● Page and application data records
[Start of section]
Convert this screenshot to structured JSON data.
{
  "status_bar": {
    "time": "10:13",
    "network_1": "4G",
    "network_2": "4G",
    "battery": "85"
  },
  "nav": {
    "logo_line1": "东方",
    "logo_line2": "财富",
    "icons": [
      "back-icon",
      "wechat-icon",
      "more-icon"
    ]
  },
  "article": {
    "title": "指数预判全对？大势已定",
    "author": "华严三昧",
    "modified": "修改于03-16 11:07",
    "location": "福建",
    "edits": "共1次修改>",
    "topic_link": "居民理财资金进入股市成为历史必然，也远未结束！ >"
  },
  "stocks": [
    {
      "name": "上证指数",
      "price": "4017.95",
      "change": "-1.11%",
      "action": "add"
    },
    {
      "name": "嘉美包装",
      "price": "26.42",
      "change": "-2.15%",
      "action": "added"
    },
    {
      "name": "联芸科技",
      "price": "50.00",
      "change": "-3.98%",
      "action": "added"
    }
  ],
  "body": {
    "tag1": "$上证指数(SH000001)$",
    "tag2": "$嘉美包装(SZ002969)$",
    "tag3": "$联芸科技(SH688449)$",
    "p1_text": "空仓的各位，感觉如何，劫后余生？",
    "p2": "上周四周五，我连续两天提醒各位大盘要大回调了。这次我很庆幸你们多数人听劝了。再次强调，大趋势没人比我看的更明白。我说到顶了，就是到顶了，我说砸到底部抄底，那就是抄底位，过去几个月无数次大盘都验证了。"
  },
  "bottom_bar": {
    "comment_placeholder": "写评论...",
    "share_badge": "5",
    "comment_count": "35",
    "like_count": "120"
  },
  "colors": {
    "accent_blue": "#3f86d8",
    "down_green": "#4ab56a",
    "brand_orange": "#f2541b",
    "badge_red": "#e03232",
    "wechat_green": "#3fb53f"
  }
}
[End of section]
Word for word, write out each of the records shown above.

● Result of the exercise
Convert this screenshot to structured JSON data.
{
  "status_bar": {
    "time": "10:13",
    "network_1": "4G",
    "network_2": "4G",
    "battery": "85"
  },
  "nav": {
    "logo_line1": "东方",
    "logo_line2": "财富",
    "icons": [
      "back-icon",
      "wechat-icon",
      "more-icon"
    ]
  },
  "article": {
    "title": "指数预判全对？大势已定",
    "author": "华严三昧",
    "modified": "修改于03-16 11:07",
    "location": "福建",
    "edits": "共1次修改>",
    "topic_link": "居民理财资金进入股市成为历史必然，也远未结束！ >"
  },
  "stocks": [
    {
      "name": "上证指数",
      "price": "4017.95",
      "change": "-1.11%",
      "action": "add"
    },
    {
      "name": "嘉美包装",
      "price": "26.42",
      "change": "-2.15%",
      "action": "added"
    },
    {
      "name": "联芸科技",
      "price": "50.00",
      "change": "-3.98%",
      "action": "added"
    }
  ],
  "body": {
    "tag1": "$上证指数(SH000001)$",
    "tag2": "$嘉美包装(SZ002969)$",
    "tag3": "$联芸科技(SH688449)$",
    "p1_text": "空仓的各位，感觉如何，劫后余生？",
    "p2": "上周四周五，我连续两天提醒各位大盘要大回调了。这次我很庆幸你们多数人听劝了。再次强调，大趋势没人比我看的更明白。我说到顶了，就是到顶了，我说砸到底部抄底，那就是抄底位，过去几个月无数次大盘都验证了。"
  },
  "bottom_bar": {
    "comment_placeholder": "写评论...",
    "share_badge": "5",
    "comment_count": "35",
    "like_count": "120"
  },
  "colors": {
    "accent_blue": "#3f86d8",
    "down_green": "#4ab56a",
    "brand_orange": "#f2541b",
    "badge_red": "#e03232",
    "wechat_green": "#3fb53f"
  }
}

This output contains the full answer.